PROBLEM TO SOLVE: Work out how many lines below hold the string "screenshot" and state only that figure.

(Data entries)

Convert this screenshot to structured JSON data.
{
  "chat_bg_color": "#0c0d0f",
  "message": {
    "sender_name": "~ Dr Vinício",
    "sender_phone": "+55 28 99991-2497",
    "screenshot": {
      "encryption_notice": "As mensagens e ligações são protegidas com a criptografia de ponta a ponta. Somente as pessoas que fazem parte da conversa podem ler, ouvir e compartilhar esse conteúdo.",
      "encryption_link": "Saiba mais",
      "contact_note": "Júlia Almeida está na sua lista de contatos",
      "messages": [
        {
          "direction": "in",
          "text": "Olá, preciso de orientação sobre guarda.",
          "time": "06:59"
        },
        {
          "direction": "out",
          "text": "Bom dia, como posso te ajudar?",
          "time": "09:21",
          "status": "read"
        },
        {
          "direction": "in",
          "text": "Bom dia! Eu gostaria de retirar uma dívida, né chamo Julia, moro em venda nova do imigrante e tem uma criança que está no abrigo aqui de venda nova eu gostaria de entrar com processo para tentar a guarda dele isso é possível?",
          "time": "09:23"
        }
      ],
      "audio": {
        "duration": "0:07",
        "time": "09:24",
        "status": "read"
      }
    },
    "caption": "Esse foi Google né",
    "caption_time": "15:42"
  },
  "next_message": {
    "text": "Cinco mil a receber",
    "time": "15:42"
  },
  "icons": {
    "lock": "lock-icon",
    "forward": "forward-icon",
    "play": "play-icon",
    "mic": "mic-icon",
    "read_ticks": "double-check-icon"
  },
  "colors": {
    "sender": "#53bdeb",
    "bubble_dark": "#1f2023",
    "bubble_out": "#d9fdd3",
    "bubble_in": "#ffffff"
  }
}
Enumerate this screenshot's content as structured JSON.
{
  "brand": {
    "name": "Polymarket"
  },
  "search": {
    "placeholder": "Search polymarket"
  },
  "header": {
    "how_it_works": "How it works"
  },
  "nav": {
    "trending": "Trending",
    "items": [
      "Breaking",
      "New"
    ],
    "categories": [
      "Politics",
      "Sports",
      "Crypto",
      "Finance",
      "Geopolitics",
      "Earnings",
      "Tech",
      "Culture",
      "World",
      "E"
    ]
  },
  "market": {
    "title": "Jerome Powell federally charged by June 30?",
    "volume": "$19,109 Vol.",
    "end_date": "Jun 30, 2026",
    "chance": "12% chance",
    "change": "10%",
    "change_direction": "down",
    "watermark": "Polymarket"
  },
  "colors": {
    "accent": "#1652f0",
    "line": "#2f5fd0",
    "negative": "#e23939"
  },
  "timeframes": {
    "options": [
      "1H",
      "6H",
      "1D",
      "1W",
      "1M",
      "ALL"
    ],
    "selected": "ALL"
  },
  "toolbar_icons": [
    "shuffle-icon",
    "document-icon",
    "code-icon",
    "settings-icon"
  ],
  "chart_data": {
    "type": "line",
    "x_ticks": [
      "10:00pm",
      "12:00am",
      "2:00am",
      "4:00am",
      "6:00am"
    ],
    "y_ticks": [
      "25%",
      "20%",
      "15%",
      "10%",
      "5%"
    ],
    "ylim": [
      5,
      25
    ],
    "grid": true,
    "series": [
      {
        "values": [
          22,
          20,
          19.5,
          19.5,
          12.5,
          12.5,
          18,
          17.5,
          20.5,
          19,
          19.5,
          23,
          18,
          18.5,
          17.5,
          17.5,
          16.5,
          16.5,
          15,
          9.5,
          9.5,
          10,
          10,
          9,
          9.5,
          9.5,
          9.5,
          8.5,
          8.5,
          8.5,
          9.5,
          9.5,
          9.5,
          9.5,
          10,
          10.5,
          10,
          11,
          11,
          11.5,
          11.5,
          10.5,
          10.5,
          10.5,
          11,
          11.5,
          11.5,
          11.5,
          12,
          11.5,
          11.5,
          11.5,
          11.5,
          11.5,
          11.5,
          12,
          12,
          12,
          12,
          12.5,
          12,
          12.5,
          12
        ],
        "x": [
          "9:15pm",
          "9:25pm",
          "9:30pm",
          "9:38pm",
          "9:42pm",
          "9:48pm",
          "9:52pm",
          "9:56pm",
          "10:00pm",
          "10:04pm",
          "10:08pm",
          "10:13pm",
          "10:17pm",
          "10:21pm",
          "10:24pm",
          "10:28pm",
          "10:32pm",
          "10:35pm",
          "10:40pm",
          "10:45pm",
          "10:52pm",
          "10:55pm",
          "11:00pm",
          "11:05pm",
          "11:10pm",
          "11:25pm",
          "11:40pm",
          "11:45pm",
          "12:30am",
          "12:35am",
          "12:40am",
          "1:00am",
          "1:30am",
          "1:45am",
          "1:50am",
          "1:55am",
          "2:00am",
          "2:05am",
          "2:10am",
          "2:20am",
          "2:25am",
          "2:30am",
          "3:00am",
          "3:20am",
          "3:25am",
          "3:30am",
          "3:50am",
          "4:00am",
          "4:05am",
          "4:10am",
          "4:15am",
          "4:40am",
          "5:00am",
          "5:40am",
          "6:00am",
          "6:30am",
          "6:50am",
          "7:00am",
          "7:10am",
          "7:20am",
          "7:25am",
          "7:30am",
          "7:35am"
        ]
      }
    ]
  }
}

SOLUTION FOR THIS EXERCISE: 3